It’s bad enough to have a crown fall out of your mouth when you’re in a new country. Finding out your French dentist speaks no English is worse.
Unless, of course, your French dentist is Dr. Espeso.
So who’s complaining? This lovely man speaks Spanish and French, which means we could almost carry on a conversation. My Spanish is just a little better than my French. With sign language and a few broken sentences in English, French and Spanish, the doctor managed to understand my problem. It helped that I was carrying a tooth and that I had a hole in my mouth where the tooth fit.
Looking at the tooth and motioning, I think he said something like “I’m not sure this is going to last.”
At that point, I had no options.
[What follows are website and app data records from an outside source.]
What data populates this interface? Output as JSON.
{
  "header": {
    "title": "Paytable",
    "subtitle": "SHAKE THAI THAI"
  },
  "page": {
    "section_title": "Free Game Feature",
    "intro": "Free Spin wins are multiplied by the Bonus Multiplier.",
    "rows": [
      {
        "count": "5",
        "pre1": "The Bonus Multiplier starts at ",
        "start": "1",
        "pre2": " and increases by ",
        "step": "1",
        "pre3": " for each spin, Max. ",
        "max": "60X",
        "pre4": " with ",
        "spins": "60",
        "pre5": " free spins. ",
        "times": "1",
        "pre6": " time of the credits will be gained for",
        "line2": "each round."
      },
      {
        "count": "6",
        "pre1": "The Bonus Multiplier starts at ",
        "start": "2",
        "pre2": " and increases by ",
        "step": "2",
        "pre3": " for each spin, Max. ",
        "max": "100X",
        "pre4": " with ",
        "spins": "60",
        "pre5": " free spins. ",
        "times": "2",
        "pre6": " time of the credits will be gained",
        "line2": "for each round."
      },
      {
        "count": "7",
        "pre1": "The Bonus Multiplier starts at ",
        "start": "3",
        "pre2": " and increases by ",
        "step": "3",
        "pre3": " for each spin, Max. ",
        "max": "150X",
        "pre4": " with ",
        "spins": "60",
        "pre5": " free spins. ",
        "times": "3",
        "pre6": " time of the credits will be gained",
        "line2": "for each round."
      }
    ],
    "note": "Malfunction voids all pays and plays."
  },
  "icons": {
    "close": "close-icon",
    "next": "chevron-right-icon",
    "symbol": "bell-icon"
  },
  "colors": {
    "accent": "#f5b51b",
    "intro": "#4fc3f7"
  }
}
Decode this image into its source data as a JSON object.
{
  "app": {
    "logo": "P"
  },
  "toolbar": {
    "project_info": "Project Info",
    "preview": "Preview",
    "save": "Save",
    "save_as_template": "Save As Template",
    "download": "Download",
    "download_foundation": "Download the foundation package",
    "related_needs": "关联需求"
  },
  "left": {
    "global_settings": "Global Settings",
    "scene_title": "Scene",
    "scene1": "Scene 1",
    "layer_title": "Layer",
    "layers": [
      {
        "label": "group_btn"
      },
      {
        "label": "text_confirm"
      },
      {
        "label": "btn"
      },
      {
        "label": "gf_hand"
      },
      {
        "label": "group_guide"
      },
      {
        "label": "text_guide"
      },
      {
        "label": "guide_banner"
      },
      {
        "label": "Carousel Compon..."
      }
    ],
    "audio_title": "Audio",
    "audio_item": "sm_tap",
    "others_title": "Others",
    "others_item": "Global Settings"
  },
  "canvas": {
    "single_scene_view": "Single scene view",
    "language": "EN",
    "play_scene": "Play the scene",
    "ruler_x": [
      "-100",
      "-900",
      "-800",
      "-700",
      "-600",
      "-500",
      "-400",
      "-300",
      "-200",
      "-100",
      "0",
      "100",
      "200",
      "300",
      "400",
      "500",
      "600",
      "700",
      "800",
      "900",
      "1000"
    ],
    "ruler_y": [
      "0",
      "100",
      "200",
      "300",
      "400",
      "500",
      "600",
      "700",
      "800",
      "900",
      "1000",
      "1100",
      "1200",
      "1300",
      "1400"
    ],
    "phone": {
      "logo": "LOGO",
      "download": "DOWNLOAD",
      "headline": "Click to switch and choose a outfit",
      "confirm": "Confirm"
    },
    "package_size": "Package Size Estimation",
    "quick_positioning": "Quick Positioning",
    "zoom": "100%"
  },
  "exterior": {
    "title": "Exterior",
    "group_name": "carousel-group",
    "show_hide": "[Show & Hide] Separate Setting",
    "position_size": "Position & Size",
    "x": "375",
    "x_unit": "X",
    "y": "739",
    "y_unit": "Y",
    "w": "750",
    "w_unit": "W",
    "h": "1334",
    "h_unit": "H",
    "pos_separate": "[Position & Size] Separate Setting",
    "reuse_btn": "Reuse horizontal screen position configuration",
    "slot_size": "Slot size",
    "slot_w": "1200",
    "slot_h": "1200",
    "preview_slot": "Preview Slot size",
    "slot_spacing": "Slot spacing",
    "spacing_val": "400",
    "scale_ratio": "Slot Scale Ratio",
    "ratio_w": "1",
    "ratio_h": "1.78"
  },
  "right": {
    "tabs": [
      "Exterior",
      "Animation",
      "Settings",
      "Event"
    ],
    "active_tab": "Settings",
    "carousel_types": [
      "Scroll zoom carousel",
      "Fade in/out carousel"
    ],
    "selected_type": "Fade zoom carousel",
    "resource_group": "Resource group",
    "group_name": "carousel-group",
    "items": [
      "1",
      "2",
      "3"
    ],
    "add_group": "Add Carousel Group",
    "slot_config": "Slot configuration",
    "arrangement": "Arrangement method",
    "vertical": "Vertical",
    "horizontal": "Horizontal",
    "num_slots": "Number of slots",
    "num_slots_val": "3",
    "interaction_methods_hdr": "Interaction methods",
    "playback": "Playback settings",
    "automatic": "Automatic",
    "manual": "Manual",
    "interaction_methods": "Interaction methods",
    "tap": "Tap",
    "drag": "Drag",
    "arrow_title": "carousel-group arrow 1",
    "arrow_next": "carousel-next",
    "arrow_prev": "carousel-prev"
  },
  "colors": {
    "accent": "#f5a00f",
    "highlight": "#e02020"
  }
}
A visit to a dentist to get a crown glued in is one thing. Having serious dental work done isn’t a choice. Can you imagine trying to figure out a dental procedure with my French? AAACCCCHHH
You’re curious to see the inside of a dental office in Uzes, right?
Coming from the street into the old building, I was a bit concerned.
The door to the dentist’s office is on the “premier etage.” (The lower level is the street floor.)
The room where the dental chair and equipment were set up was all so familiar. Relief!
Familiar or not, a visit to the dentist is never fun.
Thanks all, for making it a day to remember!
Categories: Around France, Blog, Uzès
How does paying for health/dental care work for an American in France?
I don’t have dental insurance in the US or in France. Fortunately I don’t have enough problems that it makes it worthwhile. So I just paid cash for the work here. It was about equivalent to $60 US.